(Exercise objective)
All lines below containing "heading" are to be listed.

(Record excerpts)
•••
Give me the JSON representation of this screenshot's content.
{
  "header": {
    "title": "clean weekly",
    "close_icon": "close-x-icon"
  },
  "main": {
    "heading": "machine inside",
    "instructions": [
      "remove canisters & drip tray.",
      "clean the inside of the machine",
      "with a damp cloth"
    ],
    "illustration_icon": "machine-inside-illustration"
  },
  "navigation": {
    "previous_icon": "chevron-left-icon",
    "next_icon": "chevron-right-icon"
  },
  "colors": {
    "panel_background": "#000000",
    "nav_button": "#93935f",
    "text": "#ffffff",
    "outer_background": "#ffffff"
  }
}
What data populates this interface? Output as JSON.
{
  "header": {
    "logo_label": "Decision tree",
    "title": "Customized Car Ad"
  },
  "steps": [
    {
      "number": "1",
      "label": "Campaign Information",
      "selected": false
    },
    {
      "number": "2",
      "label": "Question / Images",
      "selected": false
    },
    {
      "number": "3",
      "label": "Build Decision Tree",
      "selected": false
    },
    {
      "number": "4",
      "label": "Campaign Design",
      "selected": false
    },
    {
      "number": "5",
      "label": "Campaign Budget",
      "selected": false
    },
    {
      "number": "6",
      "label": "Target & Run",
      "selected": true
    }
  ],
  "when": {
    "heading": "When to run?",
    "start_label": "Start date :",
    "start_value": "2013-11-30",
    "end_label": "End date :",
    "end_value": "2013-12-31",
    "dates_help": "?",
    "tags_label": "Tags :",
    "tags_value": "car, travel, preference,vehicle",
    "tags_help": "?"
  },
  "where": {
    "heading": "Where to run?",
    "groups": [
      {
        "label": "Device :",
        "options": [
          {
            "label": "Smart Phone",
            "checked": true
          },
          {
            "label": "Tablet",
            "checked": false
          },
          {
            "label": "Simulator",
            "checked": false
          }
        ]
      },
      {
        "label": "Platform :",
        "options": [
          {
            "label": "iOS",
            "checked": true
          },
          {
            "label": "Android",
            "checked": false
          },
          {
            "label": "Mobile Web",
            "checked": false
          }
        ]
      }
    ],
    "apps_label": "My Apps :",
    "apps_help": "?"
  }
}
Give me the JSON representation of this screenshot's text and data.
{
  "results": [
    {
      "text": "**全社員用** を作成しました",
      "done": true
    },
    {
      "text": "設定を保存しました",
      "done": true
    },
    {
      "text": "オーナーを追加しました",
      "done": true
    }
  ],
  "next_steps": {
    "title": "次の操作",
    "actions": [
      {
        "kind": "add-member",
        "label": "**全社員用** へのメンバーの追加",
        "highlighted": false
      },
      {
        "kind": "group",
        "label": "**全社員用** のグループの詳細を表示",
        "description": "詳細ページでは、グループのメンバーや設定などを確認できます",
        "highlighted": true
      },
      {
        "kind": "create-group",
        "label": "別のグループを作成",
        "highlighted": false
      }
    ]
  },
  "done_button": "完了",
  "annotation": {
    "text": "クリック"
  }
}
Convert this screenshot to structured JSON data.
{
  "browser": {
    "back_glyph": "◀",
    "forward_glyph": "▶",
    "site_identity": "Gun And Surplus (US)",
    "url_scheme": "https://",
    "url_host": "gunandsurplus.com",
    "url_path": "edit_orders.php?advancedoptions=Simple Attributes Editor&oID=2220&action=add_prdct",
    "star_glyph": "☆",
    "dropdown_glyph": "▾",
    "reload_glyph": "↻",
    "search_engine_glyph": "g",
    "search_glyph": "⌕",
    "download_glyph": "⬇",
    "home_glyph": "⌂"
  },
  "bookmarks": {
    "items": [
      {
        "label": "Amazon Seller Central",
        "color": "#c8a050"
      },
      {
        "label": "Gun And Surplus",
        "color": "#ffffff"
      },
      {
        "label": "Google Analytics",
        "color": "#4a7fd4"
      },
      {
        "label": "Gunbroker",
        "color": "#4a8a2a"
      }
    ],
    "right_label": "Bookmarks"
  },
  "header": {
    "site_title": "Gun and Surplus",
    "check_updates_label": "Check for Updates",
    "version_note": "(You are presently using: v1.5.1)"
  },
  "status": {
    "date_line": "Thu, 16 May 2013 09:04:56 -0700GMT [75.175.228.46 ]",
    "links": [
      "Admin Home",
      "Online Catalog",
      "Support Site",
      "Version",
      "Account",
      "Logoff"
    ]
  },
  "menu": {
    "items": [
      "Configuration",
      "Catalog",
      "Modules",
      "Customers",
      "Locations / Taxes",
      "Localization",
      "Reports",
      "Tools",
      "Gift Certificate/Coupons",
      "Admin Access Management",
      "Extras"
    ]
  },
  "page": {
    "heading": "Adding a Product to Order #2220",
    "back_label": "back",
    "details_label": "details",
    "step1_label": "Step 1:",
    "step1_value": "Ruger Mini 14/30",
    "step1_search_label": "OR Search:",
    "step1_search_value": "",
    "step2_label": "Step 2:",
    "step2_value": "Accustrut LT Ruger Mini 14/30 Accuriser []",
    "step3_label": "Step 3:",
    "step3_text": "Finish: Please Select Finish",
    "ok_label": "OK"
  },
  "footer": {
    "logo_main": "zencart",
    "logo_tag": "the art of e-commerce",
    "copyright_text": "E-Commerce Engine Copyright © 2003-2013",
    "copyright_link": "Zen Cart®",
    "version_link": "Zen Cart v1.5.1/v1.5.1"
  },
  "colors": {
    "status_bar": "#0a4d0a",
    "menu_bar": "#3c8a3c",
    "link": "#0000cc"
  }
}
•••
(Reply to the task)
    "heading": "machine inside",
    "heading": "When to run?",
    "heading": "Where to run?",
    "heading": "Adding a Product to Order #2220",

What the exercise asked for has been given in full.